U.S. News

Topps, Upper Deck settle baseball card lawsuit

NEW YORK (Reuters) - Topps Co, the trading card company, has settled a lawsuit in which it accused rival Upper Deck Co of stealing its designs for baseball cards.

The companies resolved the copyright infringement case through mediation conducted by U.S. Senior District Judge Robert Sweet, according to a November 3 order posted online on Thursday.

Details about the settlement were not immediately available. Lawyers for both companies did not immediately return calls and e-mails seeking comment.

Topps, based in New York, was bought in 2007 by former Walt Disney Co chief Michael Eisner’s Tornante Co and private equity firm Madison Dearborn Partners LLC. Upper Deck is based in Carlsbad, California.

In its lawsuit, Topps said some of Upper Deck’s 2009 trading cards mimicked its designs for several cards it made in the 1970s, including the popular 1975 baseball cards with a two-color border.

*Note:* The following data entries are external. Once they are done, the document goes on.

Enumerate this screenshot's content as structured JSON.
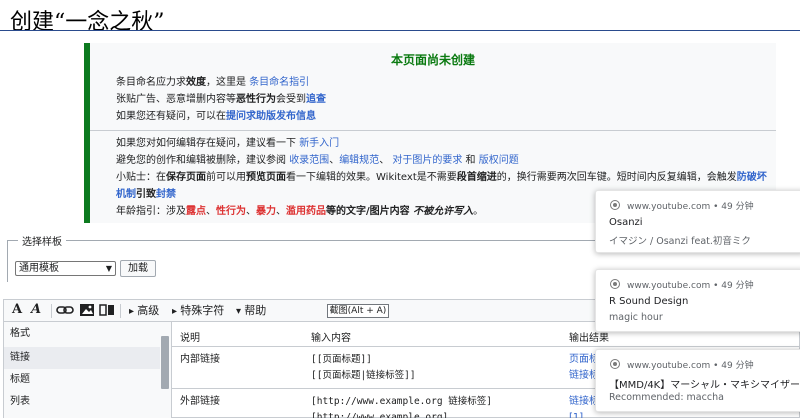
{
  "page": {
    "title": "创建“一念之秋”"
  },
  "notice": {
    "heading": "本页面尚未创建",
    "list1": [
      {
        "a": "条目命名应力求",
        "b": "效度",
        "c": "，这里是 ",
        "link": "条目命名指引"
      },
      {
        "a": "张贴广告、恶意增删内容等",
        "b": "恶性行为",
        "c": "会受到",
        "link": "追查"
      },
      {
        "a": "如果您还有疑问，可以在",
        "link": "提问求助版发布信息"
      }
    ],
    "list2_item1": {
      "a": "如果您对如何编辑存在疑问，建议看一下 ",
      "link": "新手入门"
    },
    "list2_item2": {
      "a": "避免您的创作和编辑被删除，建议参阅 ",
      "l1": "收录范围",
      "s1": "、",
      "l2": "编辑规范",
      "s2": "、 ",
      "l3": "对于图片的要求",
      "s3": " 和 ",
      "l4": "版权问题"
    },
    "list2_item3": {
      "a": "小贴士：在",
      "b1": "保存页面",
      "c": "前可以用",
      "b2": "预览页面",
      "d": "看一下编辑的效果。Wikitext是不需要",
      "b3": "段首缩进",
      "e": "的，换行需要两次回车键。短时间内反复编辑，会触发",
      "link": "防破坏机制",
      "f": "引致",
      "link2": "封禁"
    },
    "list2_item4": {
      "a": "年龄指引：涉及",
      "r1": "露点",
      "s1": "、",
      "r2": "性行为",
      "s2": "、",
      "r3": "暴力",
      "s3": "、",
      "r4": "滥用药品",
      "b": "等的文字/图片内容 ",
      "ib": "不被允许写入",
      "end": "。"
    }
  },
  "templates": {
    "legend": "选择样板",
    "selected": "通用模板",
    "load_button": "加载"
  },
  "toolbar": {
    "bold": "A",
    "italic": "A",
    "advanced": "高级",
    "special_chars": "特殊字符",
    "help": "帮助",
    "tooltip": "截图(Alt + A)"
  },
  "help": {
    "sidebar": [
      "格式",
      "链接",
      "标题",
      "列表"
    ],
    "active_index": 1,
    "headers": {
      "desc": "说明",
      "input": "输入内容",
      "output": "输出结果"
    },
    "rows": [
      {
        "desc": "内部链接",
        "input": [
          "[[页面标题]]",
          "[[页面标题|链接标签]]"
        ],
        "output": [
          "页面标",
          "链接标"
        ]
      },
      {
        "desc": "外部链接",
        "input": [
          "[http://www.example.org 链接标签]",
          "[http://www.example.org]"
        ],
        "output": [
          "链接标",
          "[1]"
        ]
      }
    ]
  },
  "notifications": [
    {
      "source": "www.youtube.com",
      "time": "49 分钟",
      "title": "Osanzi",
      "subtitle": "イマジン / Osanzi feat.初音ミク"
    },
    {
      "source": "www.youtube.com",
      "time": "49 分钟",
      "title": "R Sound Design",
      "subtitle": "magic hour"
    },
    {
      "source": "www.youtube.com",
      "time": "49 分钟",
      "title": "【MMD/4K】マーシャル・マキシマイザー...",
      "subtitle": "Recommended: maccha"
    }
  ],
  "colors": {
    "notice_border": "#0a7a10",
    "link": "#3366cc",
    "warning": "#dd3333"
  }
}
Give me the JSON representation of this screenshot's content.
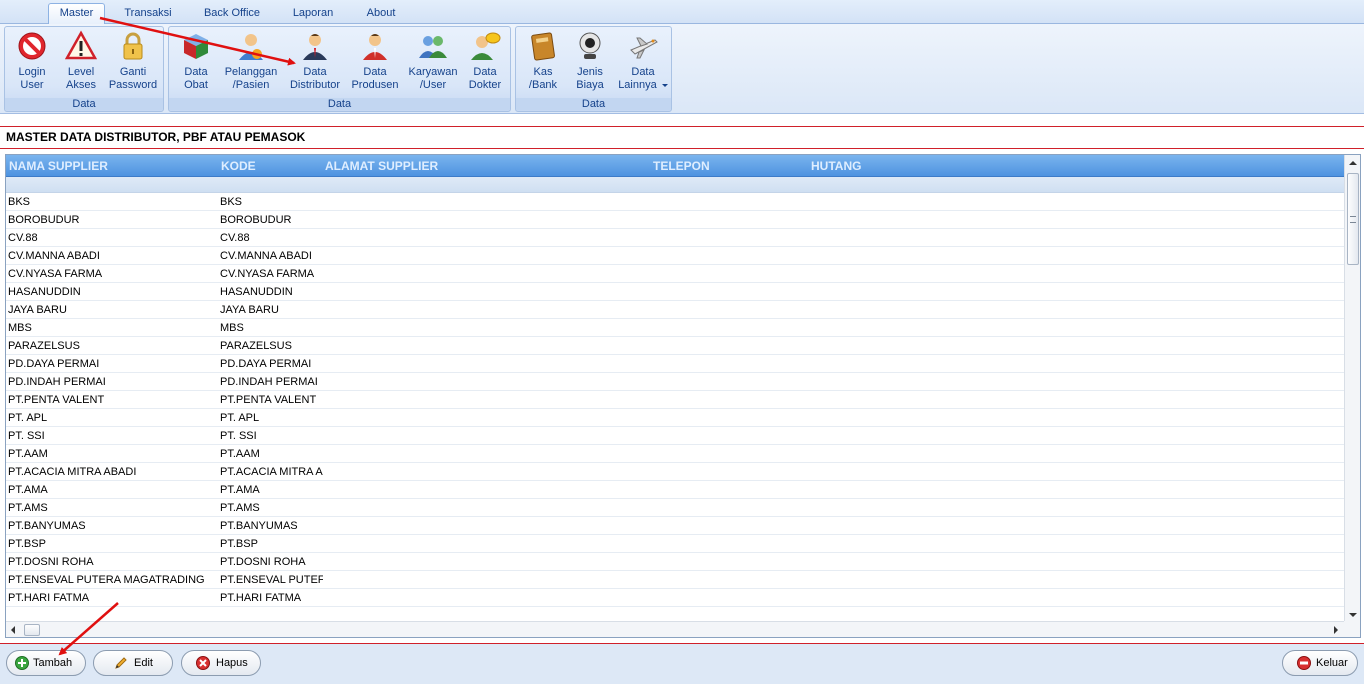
{
  "tabs": [
    {
      "label": "Master",
      "active": true
    },
    {
      "label": "Transaksi",
      "active": false
    },
    {
      "label": "Back Office",
      "active": false
    },
    {
      "label": "Laporan",
      "active": false
    },
    {
      "label": "About",
      "active": false
    }
  ],
  "ribbon": {
    "group1": {
      "label": "Data",
      "buttons": [
        {
          "l1": "Login",
          "l2": "User",
          "icon": "no-entry-icon"
        },
        {
          "l1": "Level",
          "l2": "Akses",
          "icon": "warning-icon"
        },
        {
          "l1": "Ganti",
          "l2": "Password",
          "icon": "padlock-icon"
        }
      ]
    },
    "group2": {
      "label": "Data",
      "buttons": [
        {
          "l1": "Data",
          "l2": "Obat",
          "icon": "medicine-box-icon"
        },
        {
          "l1": "Pelanggan",
          "l2": "/Pasien",
          "icon": "customer-icon"
        },
        {
          "l1": "Data",
          "l2": "Distributor",
          "icon": "distributor-person-icon"
        },
        {
          "l1": "Data",
          "l2": "Produsen",
          "icon": "producer-person-icon"
        },
        {
          "l1": "Karyawan",
          "l2": "/User",
          "icon": "employees-icon"
        },
        {
          "l1": "Data",
          "l2": "Dokter",
          "icon": "doctor-icon"
        }
      ]
    },
    "group3": {
      "label": "Data",
      "buttons": [
        {
          "l1": "Kas",
          "l2": "/Bank",
          "icon": "cash-book-icon"
        },
        {
          "l1": "Jenis",
          "l2": "Biaya",
          "icon": "webcam-icon"
        },
        {
          "l1": "Data",
          "l2": "Lainnya",
          "icon": "airplane-icon",
          "dropdown": true
        }
      ]
    }
  },
  "page": {
    "title": "MASTER DATA DISTRIBUTOR, PBF ATAU PEMASOK"
  },
  "grid": {
    "columns": [
      "NAMA SUPPLIER",
      "KODE",
      "ALAMAT SUPPLIER",
      "TELEPON",
      "HUTANG"
    ],
    "rows": [
      {
        "nama": "BKS",
        "kode": "BKS"
      },
      {
        "nama": "BOROBUDUR",
        "kode": "BOROBUDUR"
      },
      {
        "nama": "CV.88",
        "kode": "CV.88"
      },
      {
        "nama": "CV.MANNA ABADI",
        "kode": "CV.MANNA ABADI"
      },
      {
        "nama": "CV.NYASA FARMA",
        "kode": "CV.NYASA FARMA"
      },
      {
        "nama": "HASANUDDIN",
        "kode": "HASANUDDIN"
      },
      {
        "nama": "JAYA BARU",
        "kode": "JAYA BARU"
      },
      {
        "nama": "MBS",
        "kode": "MBS"
      },
      {
        "nama": "PARAZELSUS",
        "kode": "PARAZELSUS"
      },
      {
        "nama": "PD.DAYA PERMAI",
        "kode": "PD.DAYA PERMAI"
      },
      {
        "nama": "PD.INDAH PERMAI",
        "kode": "PD.INDAH PERMAI"
      },
      {
        "nama": "PT.PENTA VALENT",
        "kode": "PT.PENTA VALENT"
      },
      {
        "nama": "PT. APL",
        "kode": "PT. APL"
      },
      {
        "nama": "PT. SSI",
        "kode": "PT. SSI"
      },
      {
        "nama": "PT.AAM",
        "kode": "PT.AAM"
      },
      {
        "nama": "PT.ACACIA MITRA ABADI",
        "kode": "PT.ACACIA MITRA A"
      },
      {
        "nama": "PT.AMA",
        "kode": "PT.AMA"
      },
      {
        "nama": "PT.AMS",
        "kode": "PT.AMS"
      },
      {
        "nama": "PT.BANYUMAS",
        "kode": "PT.BANYUMAS"
      },
      {
        "nama": "PT.BSP",
        "kode": "PT.BSP"
      },
      {
        "nama": "PT.DOSNI ROHA",
        "kode": "PT.DOSNI ROHA"
      },
      {
        "nama": "PT.ENSEVAL PUTERA MAGATRADING",
        "kode": "PT.ENSEVAL PUTEF"
      },
      {
        "nama": "PT.HARI FATMA",
        "kode": "PT.HARI FATMA"
      }
    ]
  },
  "buttons": {
    "tambah": "Tambah",
    "edit": "Edit",
    "hapus": "Hapus",
    "keluar": "Keluar"
  },
  "colors": {
    "header_blue": "#4e93e0",
    "accent_red": "#d0202a",
    "ribbon_text": "#15428b"
  }
}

Topps had sought several remedies, including monetary damages and the destruction of the Upper Deck cards.

On August 6, Topps said it won a multi-year agreement starting in 2010 to become the exclusive trading card maker for Major League Baseball, dealing a blow to Upper Deck.

Topps has sold baseball cards since 1952.

The case is Topps Co v. Upper Deck Co, U.S. District Court, Southern District of New York, No. 09-3780.

Reporting by Jonathan Stempel, editing by Dave Zimmerman